• Exercise: Search the records for the word "monitor" and copy every line in which it occurs.

***** Records for the task

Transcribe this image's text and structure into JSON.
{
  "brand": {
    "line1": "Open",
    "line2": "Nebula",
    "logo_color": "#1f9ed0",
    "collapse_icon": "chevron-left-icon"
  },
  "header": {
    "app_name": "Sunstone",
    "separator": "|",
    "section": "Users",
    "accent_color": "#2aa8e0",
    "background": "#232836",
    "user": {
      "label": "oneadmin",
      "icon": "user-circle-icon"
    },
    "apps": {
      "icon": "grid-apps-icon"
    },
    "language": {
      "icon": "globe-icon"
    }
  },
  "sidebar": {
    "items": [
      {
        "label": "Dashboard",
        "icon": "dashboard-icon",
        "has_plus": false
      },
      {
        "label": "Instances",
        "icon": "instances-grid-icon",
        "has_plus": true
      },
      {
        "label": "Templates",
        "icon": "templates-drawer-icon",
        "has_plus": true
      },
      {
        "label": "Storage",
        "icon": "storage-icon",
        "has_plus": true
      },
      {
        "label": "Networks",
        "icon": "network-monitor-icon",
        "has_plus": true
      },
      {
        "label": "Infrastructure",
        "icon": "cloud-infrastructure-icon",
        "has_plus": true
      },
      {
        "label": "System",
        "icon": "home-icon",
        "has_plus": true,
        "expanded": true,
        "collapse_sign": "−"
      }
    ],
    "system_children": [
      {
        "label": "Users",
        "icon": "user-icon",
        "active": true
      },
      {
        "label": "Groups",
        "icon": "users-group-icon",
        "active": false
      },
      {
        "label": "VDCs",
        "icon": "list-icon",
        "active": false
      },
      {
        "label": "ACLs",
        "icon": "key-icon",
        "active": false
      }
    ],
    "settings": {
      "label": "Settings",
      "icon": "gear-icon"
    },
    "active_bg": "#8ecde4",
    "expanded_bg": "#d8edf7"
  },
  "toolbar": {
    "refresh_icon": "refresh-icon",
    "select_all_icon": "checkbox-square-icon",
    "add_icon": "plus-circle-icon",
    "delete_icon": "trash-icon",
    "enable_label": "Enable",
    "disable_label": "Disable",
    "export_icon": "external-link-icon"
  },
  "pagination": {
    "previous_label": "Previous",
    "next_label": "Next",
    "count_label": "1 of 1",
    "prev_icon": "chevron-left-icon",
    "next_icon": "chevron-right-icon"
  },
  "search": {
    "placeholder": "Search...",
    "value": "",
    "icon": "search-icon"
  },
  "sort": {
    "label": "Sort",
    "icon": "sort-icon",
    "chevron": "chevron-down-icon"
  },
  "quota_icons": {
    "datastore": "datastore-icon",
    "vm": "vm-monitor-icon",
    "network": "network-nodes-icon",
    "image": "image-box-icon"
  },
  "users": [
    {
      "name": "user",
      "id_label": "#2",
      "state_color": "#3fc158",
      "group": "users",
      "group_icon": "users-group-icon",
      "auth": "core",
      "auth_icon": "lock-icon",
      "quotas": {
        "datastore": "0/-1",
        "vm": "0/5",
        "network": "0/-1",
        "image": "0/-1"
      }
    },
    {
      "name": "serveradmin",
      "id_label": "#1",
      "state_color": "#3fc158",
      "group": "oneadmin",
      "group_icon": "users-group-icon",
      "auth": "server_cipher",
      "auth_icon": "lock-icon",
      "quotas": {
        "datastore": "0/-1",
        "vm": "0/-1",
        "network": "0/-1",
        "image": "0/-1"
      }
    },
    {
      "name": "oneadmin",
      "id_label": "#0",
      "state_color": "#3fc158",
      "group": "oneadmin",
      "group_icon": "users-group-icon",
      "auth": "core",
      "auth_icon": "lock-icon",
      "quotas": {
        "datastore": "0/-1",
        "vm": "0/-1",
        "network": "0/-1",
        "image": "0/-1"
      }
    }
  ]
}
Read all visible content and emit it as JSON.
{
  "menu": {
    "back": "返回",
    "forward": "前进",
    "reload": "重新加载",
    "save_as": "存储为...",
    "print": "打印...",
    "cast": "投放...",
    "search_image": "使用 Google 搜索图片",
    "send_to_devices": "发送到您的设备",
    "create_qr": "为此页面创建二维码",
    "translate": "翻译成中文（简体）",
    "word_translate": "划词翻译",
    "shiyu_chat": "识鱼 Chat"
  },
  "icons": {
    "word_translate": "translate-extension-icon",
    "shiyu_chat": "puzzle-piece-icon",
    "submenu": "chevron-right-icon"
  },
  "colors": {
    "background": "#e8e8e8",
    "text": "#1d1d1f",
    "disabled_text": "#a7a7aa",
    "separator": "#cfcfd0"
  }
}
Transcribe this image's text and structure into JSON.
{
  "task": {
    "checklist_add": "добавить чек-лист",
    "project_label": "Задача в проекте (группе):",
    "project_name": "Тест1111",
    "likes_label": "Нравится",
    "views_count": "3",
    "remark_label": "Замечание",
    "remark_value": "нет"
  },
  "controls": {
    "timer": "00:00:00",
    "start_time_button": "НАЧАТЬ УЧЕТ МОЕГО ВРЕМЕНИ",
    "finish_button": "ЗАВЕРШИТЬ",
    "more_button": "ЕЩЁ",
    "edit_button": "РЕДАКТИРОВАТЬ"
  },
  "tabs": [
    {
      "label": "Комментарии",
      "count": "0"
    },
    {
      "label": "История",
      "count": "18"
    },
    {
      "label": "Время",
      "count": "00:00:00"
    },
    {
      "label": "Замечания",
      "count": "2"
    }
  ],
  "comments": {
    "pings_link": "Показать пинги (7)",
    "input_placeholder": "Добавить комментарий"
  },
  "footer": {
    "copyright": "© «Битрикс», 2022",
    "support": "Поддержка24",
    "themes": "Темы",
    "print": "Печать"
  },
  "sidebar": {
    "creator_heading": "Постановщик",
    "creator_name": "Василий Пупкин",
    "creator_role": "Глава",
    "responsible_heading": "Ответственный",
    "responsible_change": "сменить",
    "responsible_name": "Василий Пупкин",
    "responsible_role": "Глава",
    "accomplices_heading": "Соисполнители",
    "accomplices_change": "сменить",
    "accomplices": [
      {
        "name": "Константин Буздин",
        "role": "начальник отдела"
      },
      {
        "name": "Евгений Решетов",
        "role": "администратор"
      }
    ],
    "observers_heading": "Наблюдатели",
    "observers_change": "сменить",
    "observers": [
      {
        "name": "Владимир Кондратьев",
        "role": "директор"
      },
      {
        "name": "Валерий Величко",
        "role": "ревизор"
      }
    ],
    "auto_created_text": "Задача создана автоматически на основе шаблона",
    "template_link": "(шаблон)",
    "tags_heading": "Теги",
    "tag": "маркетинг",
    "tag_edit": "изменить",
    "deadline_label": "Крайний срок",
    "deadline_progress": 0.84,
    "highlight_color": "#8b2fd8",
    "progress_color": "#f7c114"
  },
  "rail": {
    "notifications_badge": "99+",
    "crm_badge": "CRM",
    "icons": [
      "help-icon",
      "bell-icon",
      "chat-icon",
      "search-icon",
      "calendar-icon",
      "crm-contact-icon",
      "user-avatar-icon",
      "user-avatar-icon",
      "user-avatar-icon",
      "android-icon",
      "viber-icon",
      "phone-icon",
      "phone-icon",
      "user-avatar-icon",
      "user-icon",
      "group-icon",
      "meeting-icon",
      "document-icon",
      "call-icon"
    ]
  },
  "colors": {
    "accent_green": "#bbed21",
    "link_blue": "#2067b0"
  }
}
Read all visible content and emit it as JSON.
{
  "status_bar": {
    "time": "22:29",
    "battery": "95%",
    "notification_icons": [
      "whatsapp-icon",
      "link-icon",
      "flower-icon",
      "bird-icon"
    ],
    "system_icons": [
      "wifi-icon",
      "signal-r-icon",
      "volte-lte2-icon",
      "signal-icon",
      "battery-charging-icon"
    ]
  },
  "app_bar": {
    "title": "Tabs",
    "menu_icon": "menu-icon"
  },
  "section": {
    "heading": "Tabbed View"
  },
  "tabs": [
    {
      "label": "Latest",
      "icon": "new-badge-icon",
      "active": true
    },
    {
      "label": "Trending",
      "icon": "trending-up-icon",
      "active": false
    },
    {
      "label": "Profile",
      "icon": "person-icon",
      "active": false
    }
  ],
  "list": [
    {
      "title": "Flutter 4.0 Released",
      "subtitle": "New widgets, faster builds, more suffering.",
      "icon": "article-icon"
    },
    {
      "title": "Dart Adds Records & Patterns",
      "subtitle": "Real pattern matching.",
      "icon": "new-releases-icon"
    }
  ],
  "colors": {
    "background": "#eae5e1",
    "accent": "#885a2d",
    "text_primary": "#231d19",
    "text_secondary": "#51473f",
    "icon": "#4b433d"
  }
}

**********

• Answer box:
        "icon": "network-monitor-icon",
    "vm": "vm-monitor-icon",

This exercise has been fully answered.